- [Entries shown]
*** Begin section ***
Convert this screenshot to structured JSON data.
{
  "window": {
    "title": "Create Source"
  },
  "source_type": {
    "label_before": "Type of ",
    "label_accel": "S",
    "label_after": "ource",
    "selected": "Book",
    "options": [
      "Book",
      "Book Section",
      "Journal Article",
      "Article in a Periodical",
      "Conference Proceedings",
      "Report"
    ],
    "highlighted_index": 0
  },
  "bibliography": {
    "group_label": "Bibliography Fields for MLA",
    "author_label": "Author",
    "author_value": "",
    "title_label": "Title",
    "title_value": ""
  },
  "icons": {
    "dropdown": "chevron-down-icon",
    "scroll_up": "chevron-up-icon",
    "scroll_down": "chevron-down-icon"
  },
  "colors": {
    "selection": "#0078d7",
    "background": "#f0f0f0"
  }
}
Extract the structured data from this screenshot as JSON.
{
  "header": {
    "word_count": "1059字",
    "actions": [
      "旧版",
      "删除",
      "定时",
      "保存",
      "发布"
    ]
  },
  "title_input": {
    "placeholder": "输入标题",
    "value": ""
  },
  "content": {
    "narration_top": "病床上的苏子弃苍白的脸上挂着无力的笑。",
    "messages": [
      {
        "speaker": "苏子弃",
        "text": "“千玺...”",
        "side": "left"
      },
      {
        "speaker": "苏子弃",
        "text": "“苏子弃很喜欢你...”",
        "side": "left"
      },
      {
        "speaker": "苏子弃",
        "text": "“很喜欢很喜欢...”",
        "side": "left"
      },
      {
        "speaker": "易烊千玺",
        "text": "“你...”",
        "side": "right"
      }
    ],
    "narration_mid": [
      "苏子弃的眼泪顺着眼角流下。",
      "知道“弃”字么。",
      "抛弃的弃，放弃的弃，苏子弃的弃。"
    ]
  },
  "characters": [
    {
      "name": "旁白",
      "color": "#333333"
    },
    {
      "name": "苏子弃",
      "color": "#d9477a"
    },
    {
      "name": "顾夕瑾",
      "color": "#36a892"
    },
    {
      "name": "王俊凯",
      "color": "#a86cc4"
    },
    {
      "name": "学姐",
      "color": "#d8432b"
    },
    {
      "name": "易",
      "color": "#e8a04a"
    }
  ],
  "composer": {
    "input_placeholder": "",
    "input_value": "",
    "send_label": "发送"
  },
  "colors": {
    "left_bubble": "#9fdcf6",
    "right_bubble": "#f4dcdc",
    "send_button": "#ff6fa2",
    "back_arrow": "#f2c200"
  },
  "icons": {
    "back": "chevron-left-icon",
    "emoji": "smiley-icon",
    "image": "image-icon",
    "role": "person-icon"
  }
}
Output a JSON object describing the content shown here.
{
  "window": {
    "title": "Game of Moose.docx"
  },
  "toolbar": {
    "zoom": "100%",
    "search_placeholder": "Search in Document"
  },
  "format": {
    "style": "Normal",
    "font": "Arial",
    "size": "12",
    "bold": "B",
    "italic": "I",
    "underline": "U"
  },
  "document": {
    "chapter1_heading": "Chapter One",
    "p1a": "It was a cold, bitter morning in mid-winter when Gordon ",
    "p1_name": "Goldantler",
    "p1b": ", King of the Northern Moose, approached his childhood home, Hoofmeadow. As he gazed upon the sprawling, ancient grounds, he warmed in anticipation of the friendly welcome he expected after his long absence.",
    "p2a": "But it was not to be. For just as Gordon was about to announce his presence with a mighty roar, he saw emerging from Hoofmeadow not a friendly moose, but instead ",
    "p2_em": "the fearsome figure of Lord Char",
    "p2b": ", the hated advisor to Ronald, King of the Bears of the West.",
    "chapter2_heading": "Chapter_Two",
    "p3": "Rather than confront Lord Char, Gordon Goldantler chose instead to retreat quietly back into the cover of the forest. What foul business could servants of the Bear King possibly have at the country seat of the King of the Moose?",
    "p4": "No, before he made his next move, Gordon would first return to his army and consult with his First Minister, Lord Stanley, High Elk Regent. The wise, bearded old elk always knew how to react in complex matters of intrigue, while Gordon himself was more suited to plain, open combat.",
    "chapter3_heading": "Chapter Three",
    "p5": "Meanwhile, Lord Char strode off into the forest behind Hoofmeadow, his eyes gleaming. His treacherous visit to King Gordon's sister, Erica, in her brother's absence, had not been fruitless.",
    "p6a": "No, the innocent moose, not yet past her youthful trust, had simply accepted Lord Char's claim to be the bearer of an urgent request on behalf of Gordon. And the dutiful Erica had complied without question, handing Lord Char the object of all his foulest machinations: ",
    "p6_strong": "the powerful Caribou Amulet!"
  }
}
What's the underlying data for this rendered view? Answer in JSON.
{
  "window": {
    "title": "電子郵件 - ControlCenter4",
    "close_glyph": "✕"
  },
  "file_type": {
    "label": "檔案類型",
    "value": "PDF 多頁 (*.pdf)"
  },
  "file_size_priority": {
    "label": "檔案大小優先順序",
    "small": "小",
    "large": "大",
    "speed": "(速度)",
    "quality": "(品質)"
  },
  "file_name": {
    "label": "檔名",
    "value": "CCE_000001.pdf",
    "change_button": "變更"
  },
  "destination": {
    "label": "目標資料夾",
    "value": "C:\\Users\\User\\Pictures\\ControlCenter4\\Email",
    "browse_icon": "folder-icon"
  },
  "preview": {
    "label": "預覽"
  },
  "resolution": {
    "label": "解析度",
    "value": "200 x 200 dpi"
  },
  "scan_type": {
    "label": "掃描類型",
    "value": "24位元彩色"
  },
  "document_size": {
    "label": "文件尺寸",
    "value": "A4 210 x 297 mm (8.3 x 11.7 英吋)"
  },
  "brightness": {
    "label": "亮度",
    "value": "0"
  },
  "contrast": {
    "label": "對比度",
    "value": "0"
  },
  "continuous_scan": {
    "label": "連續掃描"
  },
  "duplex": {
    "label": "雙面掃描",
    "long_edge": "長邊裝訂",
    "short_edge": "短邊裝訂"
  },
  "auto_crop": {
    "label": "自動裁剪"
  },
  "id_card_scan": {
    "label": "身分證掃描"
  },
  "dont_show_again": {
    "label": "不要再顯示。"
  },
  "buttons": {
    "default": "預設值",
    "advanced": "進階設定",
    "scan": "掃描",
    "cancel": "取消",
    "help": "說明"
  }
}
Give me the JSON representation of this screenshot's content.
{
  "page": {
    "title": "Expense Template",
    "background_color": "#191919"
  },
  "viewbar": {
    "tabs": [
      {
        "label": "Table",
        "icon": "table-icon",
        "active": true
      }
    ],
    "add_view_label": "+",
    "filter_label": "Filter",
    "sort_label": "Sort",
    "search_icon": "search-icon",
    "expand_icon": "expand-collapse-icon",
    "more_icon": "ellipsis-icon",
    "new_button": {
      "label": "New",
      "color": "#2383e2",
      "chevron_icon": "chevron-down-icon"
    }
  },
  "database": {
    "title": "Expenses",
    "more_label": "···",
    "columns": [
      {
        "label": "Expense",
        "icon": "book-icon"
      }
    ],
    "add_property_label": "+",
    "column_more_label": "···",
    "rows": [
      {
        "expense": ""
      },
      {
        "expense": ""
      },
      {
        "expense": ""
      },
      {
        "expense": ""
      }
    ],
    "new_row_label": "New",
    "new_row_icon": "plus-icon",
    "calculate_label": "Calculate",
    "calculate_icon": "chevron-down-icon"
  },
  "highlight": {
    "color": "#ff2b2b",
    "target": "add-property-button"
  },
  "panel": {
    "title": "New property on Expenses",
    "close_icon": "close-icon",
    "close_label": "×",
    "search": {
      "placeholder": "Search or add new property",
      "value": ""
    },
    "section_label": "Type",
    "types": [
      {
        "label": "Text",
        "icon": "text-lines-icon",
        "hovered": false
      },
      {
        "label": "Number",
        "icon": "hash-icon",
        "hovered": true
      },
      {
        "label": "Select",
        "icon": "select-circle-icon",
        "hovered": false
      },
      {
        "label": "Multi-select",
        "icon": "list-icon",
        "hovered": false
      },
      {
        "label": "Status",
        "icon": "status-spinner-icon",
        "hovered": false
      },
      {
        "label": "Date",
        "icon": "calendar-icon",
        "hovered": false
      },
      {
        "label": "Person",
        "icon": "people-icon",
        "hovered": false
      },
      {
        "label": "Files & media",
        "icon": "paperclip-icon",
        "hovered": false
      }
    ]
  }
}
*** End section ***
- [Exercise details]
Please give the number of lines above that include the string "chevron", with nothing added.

- [Written response]
6